While we make every effort to filter out violent or needlessly graphic lyrics content, we aim to present language realistically for all users regardless of age or background, and so we do not explicitly censor Timezone results for profanity or sexual themes. A handful of times we've found that this analysis can lead Timezone to suggest word associations that reflect racist or harmful stereotypes present in the source material, and we remove them.
If you see one of these, please know that we do not endorse the association itself, and we'll seek to remove it from the site if you report it to us via the “Feedback” link. Very often these will make more sense when you hear the rhyme pronounced out loud in the context of a song.
Timezone casts a wide net to hunt down “near rhymes”, analyzing poetry and lyrics from several genres as well as the pronunciations of the words themselves.

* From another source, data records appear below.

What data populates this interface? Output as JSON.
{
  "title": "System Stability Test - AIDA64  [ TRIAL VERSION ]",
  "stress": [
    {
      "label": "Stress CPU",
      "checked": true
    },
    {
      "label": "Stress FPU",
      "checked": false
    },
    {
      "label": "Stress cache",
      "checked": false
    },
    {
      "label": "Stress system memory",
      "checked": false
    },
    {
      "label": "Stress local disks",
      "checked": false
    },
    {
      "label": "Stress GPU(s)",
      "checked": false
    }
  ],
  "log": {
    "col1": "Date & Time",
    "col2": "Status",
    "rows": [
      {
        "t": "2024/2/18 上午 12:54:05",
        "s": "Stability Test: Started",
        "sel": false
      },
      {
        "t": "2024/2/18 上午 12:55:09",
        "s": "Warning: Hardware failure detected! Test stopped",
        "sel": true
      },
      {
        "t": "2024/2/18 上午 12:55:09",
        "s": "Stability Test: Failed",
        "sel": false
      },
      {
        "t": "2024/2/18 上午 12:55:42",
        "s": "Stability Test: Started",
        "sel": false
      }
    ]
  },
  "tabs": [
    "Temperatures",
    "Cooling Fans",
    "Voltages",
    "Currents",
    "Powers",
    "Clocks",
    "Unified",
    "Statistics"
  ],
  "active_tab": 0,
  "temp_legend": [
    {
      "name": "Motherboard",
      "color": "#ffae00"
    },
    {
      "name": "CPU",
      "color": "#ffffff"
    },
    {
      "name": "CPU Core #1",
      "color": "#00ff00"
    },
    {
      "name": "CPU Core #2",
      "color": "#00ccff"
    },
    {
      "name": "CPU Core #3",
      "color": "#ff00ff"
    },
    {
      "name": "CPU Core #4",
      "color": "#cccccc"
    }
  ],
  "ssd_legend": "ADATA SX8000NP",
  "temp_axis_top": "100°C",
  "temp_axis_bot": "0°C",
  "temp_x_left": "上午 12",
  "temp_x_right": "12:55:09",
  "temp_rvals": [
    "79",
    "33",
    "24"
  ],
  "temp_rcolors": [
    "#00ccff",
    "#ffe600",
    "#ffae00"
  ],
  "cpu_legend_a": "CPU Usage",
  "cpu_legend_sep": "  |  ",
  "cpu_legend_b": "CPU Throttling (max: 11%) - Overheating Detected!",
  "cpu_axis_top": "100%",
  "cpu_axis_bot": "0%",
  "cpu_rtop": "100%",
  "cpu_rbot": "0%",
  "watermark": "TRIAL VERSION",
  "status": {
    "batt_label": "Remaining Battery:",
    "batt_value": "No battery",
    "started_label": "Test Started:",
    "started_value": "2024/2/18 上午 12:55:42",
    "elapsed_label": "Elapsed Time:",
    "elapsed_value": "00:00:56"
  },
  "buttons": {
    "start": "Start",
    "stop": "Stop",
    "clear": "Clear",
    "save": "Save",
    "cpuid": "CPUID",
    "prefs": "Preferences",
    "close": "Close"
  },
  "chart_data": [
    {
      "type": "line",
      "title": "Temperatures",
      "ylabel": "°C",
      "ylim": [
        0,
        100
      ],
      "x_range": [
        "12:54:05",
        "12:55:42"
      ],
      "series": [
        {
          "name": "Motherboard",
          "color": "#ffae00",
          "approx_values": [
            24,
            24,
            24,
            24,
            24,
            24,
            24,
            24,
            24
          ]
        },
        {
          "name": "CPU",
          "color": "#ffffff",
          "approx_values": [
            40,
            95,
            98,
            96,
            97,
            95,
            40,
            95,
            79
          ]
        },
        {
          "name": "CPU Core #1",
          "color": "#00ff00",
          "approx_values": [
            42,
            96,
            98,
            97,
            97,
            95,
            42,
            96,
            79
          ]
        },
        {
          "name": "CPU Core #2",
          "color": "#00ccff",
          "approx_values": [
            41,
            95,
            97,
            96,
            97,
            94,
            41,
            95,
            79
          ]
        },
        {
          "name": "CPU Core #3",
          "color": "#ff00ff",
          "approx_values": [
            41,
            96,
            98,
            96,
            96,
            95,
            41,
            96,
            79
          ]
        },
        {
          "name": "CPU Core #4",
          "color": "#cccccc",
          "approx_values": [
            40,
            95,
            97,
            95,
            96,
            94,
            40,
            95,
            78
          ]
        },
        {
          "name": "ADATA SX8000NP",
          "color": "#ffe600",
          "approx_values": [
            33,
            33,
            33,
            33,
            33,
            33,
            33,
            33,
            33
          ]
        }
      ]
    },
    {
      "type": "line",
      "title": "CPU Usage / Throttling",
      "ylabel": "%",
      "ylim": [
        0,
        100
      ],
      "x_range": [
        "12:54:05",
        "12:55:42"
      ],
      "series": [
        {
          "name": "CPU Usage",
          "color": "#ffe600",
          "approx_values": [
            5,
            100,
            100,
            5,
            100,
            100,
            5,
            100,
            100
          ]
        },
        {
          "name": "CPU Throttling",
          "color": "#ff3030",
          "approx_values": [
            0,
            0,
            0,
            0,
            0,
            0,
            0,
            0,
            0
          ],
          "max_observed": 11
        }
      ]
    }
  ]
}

This experimental new tab on Timezone shows you phrases that might be good matches for your multi-syllable query word.
For example, the word “poetry” produces phrase rhymes like “Bob tea” and “swollen knee” and “hopeful he” and “moments we”. Some of these (like “Bob tea”) are single conceptual units, while others (like “hopeful he”) are sentence fragments.